Dataset records:

========

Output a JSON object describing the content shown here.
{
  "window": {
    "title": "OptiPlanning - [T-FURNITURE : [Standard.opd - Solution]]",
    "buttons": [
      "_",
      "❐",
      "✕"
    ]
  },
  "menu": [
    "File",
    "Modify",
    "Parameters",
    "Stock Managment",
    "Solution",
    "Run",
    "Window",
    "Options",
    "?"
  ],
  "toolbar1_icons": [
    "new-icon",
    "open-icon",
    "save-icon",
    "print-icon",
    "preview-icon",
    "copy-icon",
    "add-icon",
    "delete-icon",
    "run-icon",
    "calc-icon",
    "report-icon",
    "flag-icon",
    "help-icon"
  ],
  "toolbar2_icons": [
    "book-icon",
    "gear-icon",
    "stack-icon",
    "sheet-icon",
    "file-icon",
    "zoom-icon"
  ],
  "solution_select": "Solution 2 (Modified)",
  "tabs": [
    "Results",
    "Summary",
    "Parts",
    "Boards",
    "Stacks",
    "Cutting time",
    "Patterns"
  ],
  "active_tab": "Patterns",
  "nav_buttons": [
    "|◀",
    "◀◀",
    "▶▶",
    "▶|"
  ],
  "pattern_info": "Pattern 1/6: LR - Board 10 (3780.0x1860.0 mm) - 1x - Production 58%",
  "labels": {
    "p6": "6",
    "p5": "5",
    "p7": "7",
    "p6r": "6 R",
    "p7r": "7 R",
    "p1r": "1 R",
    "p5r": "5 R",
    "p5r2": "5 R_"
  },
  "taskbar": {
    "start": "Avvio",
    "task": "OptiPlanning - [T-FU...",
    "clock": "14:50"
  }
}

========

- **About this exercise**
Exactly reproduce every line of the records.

- **Answer to this exercise**
Output a JSON object describing the content shown here.
{
  "window": {
    "title": "OptiPlanning - [T-FURNITURE : [Standard.opd - Solution]]",
    "buttons": [
      "_",
      "❐",
      "✕"
    ]
  },
  "menu": [
    "File",
    "Modify",
    "Parameters",
    "Stock Managment",
    "Solution",
    "Run",
    "Window",
    "Options",
    "?"
  ],
  "toolbar1_icons": [
    "new-icon",
    "open-icon",
    "save-icon",
    "print-icon",
    "preview-icon",
    "copy-icon",
    "add-icon",
    "delete-icon",
    "run-icon",
    "calc-icon",
    "report-icon",
    "flag-icon",
    "help-icon"
  ],
  "toolbar2_icons": [
    "book-icon",
    "gear-icon",
    "stack-icon",
    "sheet-icon",
    "file-icon",
    "zoom-icon"
  ],
  "solution_select": "Solution 2 (Modified)",
  "tabs": [
    "Results",
    "Summary",
    "Parts",
    "Boards",
    "Stacks",
    "Cutting time",
    "Patterns"
  ],
  "active_tab": "Patterns",
  "nav_buttons": [
    "|◀",
    "◀◀",
    "▶▶",
    "▶|"
  ],
  "pattern_info": "Pattern 1/6: LR - Board 10 (3780.0x1860.0 mm) - 1x - Production 58%",
  "labels": {
    "p6": "6",
    "p5": "5",
    "p7": "7",
    "p6r": "6 R",
    "p7r": "7 R",
    "p1r": "1 R",
    "p5r": "5 R",
    "p5r2": "5 R_"
  },
  "taskbar": {
    "start": "Avvio",
    "task": "OptiPlanning - [T-FU...",
    "clock": "14:50"
  }
}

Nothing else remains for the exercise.